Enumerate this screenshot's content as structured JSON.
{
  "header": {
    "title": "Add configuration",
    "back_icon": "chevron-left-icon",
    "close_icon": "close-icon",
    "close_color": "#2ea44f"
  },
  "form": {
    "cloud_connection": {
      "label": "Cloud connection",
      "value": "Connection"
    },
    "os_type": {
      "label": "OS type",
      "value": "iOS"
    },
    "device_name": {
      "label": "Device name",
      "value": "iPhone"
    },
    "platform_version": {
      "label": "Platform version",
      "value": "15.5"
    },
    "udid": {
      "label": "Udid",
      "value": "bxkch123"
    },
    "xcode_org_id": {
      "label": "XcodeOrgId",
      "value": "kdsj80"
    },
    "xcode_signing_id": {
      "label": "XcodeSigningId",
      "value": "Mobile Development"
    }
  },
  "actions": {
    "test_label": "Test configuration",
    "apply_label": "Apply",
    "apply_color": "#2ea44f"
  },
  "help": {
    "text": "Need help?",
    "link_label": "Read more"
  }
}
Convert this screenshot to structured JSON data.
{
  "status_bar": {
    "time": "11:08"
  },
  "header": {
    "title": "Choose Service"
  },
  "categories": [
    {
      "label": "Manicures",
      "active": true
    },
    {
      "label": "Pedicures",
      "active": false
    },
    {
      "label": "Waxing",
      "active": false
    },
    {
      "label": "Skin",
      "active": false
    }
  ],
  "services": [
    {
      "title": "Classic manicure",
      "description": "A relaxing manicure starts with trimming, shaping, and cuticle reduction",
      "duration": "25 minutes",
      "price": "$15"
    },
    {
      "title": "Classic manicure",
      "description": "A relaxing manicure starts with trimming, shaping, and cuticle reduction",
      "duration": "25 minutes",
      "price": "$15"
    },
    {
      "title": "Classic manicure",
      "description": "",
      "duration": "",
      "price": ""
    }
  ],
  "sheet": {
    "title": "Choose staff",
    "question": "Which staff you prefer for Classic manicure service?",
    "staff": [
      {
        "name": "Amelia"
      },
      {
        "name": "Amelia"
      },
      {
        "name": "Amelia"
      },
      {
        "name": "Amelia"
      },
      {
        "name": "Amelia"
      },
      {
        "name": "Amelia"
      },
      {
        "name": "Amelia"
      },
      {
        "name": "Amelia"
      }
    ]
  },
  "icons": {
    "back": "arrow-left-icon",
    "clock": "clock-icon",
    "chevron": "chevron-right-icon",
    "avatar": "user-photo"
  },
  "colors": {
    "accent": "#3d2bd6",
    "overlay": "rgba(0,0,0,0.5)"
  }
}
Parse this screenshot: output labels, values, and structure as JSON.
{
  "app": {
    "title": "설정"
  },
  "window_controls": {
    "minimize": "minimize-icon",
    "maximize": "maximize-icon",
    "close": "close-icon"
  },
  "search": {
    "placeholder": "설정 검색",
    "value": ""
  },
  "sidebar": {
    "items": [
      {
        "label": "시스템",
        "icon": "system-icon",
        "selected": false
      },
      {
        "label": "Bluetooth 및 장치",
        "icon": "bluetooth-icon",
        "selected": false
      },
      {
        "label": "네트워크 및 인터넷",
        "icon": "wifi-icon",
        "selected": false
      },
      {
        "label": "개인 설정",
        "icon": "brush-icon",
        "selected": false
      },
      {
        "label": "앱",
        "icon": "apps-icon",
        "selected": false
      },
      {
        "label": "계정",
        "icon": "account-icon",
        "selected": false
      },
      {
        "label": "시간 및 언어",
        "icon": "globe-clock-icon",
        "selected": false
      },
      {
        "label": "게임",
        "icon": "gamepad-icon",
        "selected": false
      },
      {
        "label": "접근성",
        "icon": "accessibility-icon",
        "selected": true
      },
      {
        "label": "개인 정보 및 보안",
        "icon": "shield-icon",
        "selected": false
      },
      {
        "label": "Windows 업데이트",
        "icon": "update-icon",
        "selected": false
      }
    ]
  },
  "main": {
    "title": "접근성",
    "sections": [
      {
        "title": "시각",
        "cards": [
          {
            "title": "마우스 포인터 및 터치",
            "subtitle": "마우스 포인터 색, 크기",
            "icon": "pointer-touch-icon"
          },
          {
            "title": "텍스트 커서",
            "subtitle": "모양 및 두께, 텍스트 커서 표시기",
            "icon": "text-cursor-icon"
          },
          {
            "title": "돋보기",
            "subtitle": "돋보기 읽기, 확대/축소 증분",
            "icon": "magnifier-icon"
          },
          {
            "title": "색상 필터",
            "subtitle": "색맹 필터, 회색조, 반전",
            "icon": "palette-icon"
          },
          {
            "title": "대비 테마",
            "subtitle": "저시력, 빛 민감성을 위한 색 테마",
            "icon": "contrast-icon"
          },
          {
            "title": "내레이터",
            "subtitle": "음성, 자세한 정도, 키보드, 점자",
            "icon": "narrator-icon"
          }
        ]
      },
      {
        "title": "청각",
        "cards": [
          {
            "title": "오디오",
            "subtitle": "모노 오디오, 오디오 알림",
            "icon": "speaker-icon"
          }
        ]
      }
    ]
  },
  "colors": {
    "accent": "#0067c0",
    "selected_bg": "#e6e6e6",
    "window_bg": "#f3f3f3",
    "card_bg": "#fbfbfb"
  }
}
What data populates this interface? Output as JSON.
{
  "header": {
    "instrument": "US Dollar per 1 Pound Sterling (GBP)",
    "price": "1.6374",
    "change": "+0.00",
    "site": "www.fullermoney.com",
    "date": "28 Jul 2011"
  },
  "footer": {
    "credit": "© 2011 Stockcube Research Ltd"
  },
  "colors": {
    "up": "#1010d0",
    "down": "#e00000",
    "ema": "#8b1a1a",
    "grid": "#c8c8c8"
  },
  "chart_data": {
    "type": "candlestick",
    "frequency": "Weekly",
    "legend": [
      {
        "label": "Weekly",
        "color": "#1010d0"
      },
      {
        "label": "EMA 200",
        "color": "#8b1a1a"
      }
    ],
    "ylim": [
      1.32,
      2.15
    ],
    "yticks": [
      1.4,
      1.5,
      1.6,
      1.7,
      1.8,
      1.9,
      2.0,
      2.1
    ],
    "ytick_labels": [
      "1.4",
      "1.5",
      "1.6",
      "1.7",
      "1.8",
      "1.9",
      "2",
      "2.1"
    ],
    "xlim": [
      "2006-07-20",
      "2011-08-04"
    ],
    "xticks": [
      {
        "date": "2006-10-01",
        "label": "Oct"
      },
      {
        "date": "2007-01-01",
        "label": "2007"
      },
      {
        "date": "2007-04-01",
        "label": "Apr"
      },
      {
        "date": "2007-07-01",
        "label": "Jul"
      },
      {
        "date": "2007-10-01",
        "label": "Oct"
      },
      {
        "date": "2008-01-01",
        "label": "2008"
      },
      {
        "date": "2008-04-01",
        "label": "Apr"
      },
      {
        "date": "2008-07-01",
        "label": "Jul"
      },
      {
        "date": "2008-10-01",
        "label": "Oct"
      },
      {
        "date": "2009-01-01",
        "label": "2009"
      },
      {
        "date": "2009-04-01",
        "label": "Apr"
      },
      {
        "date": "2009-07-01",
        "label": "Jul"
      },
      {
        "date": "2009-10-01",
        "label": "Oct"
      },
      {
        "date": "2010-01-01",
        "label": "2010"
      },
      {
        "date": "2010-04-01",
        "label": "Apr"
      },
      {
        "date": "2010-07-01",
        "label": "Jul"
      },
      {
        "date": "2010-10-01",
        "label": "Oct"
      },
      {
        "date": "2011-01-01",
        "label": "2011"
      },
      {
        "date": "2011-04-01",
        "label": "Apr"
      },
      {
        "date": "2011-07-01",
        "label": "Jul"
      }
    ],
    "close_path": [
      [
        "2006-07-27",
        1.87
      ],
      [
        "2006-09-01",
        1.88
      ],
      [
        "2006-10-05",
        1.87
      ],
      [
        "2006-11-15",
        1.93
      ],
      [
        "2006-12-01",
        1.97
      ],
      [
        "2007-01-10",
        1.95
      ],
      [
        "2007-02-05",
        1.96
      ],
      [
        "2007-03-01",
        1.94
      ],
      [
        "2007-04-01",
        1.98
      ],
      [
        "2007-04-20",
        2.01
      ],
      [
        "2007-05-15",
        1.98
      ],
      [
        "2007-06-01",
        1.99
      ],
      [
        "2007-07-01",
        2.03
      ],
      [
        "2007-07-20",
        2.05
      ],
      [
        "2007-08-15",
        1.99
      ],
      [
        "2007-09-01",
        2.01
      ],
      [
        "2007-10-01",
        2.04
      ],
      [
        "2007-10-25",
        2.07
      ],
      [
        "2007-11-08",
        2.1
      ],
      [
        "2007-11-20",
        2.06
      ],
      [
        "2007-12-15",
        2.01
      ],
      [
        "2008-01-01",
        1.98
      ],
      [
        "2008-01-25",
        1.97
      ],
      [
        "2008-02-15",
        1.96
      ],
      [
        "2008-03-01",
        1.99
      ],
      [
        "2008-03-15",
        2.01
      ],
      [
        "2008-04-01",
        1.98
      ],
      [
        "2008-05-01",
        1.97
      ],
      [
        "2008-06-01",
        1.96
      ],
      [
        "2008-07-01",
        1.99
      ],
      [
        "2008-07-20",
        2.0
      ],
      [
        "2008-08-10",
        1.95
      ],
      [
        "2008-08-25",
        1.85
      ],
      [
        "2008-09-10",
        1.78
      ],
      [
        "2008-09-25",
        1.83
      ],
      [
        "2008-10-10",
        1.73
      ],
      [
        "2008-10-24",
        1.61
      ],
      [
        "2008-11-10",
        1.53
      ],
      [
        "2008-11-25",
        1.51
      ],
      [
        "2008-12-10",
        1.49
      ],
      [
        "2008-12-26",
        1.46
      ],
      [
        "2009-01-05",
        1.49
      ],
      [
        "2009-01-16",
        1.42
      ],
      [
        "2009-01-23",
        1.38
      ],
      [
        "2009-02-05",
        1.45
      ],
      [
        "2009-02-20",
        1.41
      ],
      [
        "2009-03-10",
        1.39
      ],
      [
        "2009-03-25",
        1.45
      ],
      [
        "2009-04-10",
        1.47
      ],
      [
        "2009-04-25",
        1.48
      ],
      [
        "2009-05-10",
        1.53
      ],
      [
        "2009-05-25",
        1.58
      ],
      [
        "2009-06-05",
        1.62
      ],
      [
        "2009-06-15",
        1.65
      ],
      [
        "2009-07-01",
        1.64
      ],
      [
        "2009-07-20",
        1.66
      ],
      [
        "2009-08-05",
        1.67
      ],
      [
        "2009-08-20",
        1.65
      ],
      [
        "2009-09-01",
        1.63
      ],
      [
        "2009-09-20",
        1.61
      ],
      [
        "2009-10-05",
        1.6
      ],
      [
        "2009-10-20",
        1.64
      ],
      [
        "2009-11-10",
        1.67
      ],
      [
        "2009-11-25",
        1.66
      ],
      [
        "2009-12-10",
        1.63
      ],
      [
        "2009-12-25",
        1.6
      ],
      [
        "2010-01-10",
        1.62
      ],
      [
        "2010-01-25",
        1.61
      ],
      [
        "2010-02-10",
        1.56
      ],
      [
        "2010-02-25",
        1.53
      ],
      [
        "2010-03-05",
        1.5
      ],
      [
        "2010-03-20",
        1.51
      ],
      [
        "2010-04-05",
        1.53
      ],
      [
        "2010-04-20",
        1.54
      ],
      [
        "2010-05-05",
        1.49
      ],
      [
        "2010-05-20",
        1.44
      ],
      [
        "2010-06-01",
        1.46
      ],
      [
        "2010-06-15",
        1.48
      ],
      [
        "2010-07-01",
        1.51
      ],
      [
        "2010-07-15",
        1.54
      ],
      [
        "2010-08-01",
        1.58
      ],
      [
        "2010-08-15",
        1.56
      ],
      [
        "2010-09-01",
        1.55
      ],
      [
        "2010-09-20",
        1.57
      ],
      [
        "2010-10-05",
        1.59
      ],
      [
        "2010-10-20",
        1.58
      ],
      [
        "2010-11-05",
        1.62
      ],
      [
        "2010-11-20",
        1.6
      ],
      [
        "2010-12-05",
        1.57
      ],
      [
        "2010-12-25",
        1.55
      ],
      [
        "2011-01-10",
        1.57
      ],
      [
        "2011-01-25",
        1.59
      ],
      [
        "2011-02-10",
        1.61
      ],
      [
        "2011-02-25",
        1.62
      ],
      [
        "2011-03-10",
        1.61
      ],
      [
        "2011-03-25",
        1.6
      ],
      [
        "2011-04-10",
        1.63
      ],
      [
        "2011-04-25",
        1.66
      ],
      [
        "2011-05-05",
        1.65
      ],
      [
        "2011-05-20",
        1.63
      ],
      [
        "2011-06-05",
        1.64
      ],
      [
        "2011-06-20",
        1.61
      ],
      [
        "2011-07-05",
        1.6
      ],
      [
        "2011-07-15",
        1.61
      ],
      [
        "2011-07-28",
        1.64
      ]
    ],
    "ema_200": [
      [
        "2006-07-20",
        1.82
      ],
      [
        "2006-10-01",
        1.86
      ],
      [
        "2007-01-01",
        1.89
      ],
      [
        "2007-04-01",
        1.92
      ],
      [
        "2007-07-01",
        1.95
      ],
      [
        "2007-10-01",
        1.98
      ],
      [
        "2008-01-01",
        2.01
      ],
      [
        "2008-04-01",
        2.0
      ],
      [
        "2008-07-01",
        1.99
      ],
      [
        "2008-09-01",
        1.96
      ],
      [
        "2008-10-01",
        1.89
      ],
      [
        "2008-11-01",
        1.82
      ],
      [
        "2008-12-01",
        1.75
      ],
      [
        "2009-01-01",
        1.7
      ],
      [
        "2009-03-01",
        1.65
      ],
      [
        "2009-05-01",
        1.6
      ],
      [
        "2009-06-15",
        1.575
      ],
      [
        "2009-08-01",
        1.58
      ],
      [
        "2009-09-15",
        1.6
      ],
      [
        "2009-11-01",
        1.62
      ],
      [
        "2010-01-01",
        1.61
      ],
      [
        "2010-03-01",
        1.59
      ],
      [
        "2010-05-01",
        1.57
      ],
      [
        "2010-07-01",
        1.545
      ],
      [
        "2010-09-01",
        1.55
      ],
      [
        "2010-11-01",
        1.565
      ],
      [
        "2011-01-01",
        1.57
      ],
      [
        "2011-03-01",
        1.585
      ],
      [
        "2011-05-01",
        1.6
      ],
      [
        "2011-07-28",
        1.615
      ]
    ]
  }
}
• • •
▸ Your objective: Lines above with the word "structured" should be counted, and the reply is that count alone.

▸ Solution: 2